Mike's comments are similar to my own experience. Although Sennelier's are my favorites in color range, some are harder and some are as buttery as can be. Certain colors cannot be achieved in any other color palette which is good. The downside is that some are very hard, nearly unusable, but those I do not use much anyway and can find in other mfgs.
It also depends on your surface. If you are using Canson paper Sennelier is better used last, after NuPastel and Rembrant layers as a final soft application.
If however, you are using a very "toothy" paper or board, they are wonderful. It used to be that Sennelier was the only soft, buttery pastel available. Now there are many. But whatever soft pastel you use, as Mike said, you have to try/test to see what works best for you, your subject and your style.
If you have an art store nearby or can order a few open stock or small set of Sennelier, I encourage you to at least try them.
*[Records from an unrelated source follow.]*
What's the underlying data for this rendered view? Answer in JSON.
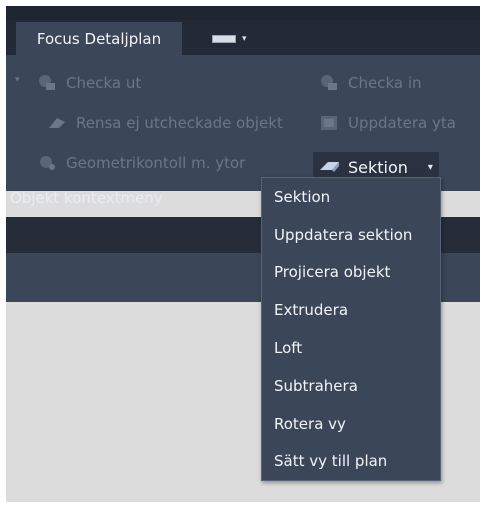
{
  "tabs": {
    "active_label": "Focus Detaljplan",
    "secondary_icon": "window-icon"
  },
  "ribbon": {
    "items": [
      {
        "label": "Checka ut",
        "icon": "check-out-icon"
      },
      {
        "label": "Checka in",
        "icon": "check-in-icon"
      },
      {
        "label": "Rensa ej utcheckade objekt",
        "icon": "eraser-icon"
      },
      {
        "label": "Uppdatera yta",
        "icon": "update-area-icon"
      },
      {
        "label": "Geometrikontoll m. ytor",
        "icon": "geometry-check-icon"
      }
    ],
    "split_button": {
      "label": "Sektion",
      "icon": "section-icon"
    },
    "panel_label": "Objekt kontextmeny"
  },
  "menu": {
    "items": [
      "Sektion",
      "Uppdatera sektion",
      "Projicera objekt",
      "Extrudera",
      "Loft",
      "Subtrahera",
      "Rotera vy",
      "Sätt vy till plan"
    ]
  },
  "colors": {
    "ribbon_bg": "#3b4659",
    "tabbar_bg": "#232a37",
    "disabled_text": "#6b7688",
    "text": "#f2f4f7",
    "canvas_bg": "#dcdcdc"
  }
}
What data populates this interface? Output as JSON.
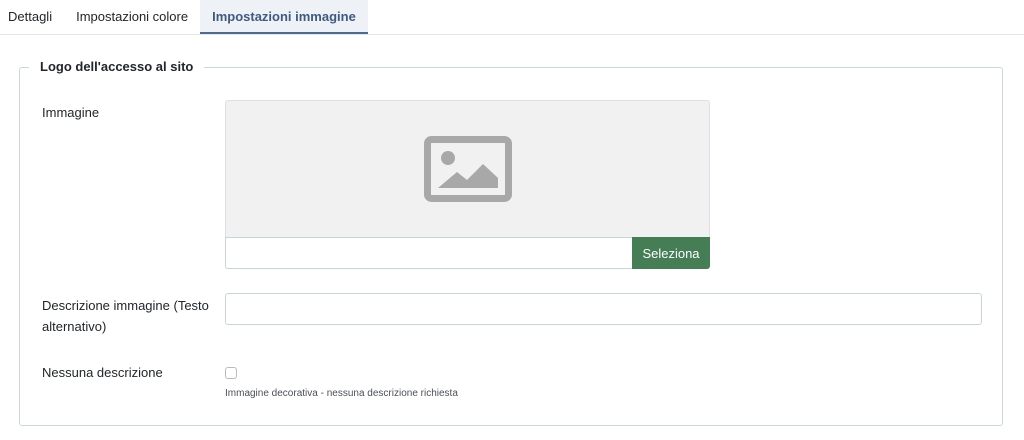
{
  "tabs": [
    {
      "label": "Dettagli",
      "active": false
    },
    {
      "label": "Impostazioni colore",
      "active": false
    },
    {
      "label": "Impostazioni immagine",
      "active": true
    }
  ],
  "fieldset": {
    "legend": "Logo dell'accesso al sito"
  },
  "image_field": {
    "label": "Immagine",
    "value": "",
    "select_label": "Seleziona",
    "placeholder_icon": "image-placeholder-icon"
  },
  "alt_field": {
    "label_line1": "Descrizione immagine (Testo",
    "label_line2": "alternativo)",
    "value": ""
  },
  "no_desc_field": {
    "label": "Nessuna descrizione",
    "checked": false,
    "hint": "Immagine decorativa - nessuna descrizione richiesta"
  },
  "colors": {
    "active_tab_text": "#3f5a80",
    "active_tab_bg": "#eef2f7",
    "select_button": "#457d54",
    "icon_gray": "#a8a8a8"
  }
}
Then, if you use a full palette of colors/values for your painting, purchase a full set, replacing only the ones you use most often after that.
L. Diane Johnson
Plein Air Workshops